By Chris Rossetti
PITTSBURGH, Pa. – Living a dream.
That’s how Smethport graduate Zach Smith described the feeling when he found out he had made the University of Pittsburgh basketball team as a walk-on. That would be THE University of Pittsburgh, the one that plays in the Atlantic Coast Conference.
“It means a lot,” Smith, who played the last two years at NCAA Division III Pitt-Bradford. “I always dreamed of playing Division I basketball. It’s a dream come true. It’s awesome actually.”
Smith was a fantastic player at Smethport leading the Hubbers to heights never reached before in school history including the school’s first District 9 title (Class AA) in 2012 and a berth in the PIAA Class A quarterfinals in 2013. He finished his career with a school record 1,628 career points.
Like many great District 9 basketball players, Smith had small-college options and chose to stay close to home going to play at Pitt-Bradford.
And Smith had a productive two years for UPB helping the Panthers to back-to-back 15-win season while scoring 496 points and grabbing 264 rebounds in two seasons. Last year, he averaged a team-best 6.4 rpg while finishing third on the team at 11.5 ppg to help UPB go 15-11.
But it looked like the 2014-15 season would be the last for Smith, because his major, Civil Engineering, required that he transfer to Pitt’s main campus in Pittsburgh. Considering the basketball team at the main campus has consistently been one of the best program in the country over the last decade, there was probably little thought that Smith, a kid from a high school know more for football than basketball and then a tiny Division III college, would get to see his name in lights at the Peterson Event Center against the likes of Duke and North Carolina.
But there was one person who thought Smith might be able to do it, his head coach at Pitt-Bradford, Britt Moore.
“After the end of last season, coach said something to me about doing it,” Smith said. “Like I said, it’s always been a dream of mine, so I was like, why not? Coach started contacting people for me, and then I talked to some people over the summer and they gave me a shot.”
According to Moore, he contacted one of Pitt’s coaches via e-mail.

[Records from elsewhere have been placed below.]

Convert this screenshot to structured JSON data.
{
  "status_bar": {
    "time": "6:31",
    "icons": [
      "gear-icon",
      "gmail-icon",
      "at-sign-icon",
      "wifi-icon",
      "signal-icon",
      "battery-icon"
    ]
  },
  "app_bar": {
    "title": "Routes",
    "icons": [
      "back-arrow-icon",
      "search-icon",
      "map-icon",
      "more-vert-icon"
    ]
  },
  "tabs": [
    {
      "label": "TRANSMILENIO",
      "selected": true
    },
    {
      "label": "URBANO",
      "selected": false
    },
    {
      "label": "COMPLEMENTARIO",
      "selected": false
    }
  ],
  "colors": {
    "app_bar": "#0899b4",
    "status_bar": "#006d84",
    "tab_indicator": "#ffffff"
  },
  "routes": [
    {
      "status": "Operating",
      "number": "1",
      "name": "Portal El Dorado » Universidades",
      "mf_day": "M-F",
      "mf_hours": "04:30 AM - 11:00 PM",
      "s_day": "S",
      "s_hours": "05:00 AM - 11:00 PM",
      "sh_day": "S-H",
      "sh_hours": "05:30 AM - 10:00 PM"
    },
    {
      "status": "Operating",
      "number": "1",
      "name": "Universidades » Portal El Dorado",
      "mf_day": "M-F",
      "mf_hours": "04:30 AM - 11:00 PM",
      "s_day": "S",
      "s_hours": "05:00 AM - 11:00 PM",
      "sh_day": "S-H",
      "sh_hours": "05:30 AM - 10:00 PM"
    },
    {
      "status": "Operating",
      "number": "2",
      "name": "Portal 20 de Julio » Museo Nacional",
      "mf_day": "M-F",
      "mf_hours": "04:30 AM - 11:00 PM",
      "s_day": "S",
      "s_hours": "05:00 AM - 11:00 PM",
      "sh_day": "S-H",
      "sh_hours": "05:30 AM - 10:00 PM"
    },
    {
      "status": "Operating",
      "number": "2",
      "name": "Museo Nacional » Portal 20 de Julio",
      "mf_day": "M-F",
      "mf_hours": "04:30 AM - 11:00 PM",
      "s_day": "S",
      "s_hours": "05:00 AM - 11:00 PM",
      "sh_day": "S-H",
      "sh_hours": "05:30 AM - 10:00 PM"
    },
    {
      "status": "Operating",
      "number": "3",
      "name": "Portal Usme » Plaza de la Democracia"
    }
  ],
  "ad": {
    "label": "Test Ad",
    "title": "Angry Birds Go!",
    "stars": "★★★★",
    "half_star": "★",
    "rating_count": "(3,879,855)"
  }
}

“I told him I had guy who was interested in walking on,” Moore said. “They let us know they had one, maybe two, spots for walk-ons, and they asked for some film on him. I was able to send them one or two of our games. I give them credit. They did their due diligences as you would expect. They said Zach looked like he was a big part of what we did and asked me how I thought he would fit with them. I knew he could be an asset to them at some level. He can really shoot and handle the ball. The speed and the strength will be the biggest adjustment for him. But I think if they get him into their weight program and their speed program, he can get better. So after that they wanted him to go down and meet with Coach Dixon (Pitt head coach Jamie Dixon) and the rest of the staff. I think when he walked into their office and they saw his size 17 shoes and that he was a big kid (6-foot-4), that’s when they committed to him right away. It happened pretty quickly.
“I’m very proud of him. I wouldn’t have taken the time to reach out and done all the back work if it wasn’t someone like Zach. I knew his academics would be fine, and I really thought he could help them basketball wise because of his size. If you can bring someone to them who can help in terms of scout and prep, they are going to like that. I feel his offensive skills can help. He is a bigger, stronger kid than most walk-ons.”
Dixon pointed to both Smith’s academics and size as reason he is part of the team.
“First off, he is a really good student,” Dixon said. “He was a 3.8 student at Pitt-Bradford, and we are excited to get somebody from our sister campus. “He has good size. He has a 6-foot-8 wing span and size 17 shoes, so he has some physical attributes we haven’t seen from a walk-in in some ways. He shoots it real well, and he is a really great kid. And he has toughness. He is a logger in the offseason, so has has to have some toughness. He does some dirty work, and he is a hard worker. We look forward to having him as a part of our program.”
Because of NCAA transfer rules, Smith will have to sit out this season. But Dixon believes he will stay play an important role.
“(His exact) role still remains to be seen,” Dixon said. “He will give us another body in practice this year, and we will see how he develops. But he is shooting the ball well.”
Smith believes redshirting this season could be very beneficial to him.
“It’s a whole different world (at Division I),” Smith said. “To get a year to maybe compete and get use to the game speed will be beneficial. The speed of the game is so much quicker. It’s quicker each level you go up. Going from high school to Division III and now to Division I, an open shot is not as open. A bad pass is always stolen. You have to adjust. You don’t have the time you had in high school.”
Smith believes that his ability to walk-on to the Pitt basketball team coupled with Cameron County’s Nate Sestina going to Bucknell, another Division I program, shows just how good District 9 basketball has been lately.
“This is great for District 9,” Smith said. “The past decade, there have been some great players – Jesse Bosnik (Elk County Catholic), the Grumleys (Johnsonburg’s Calvin and Cameron). Some of them could have played at this level but were such great athletes in other sports they played those sports at a high level. When you look at Nate Sestina going from Cameron County to Bucknell, you just don’t see a kid from a tiny conference like the North Tier get that kind of look.”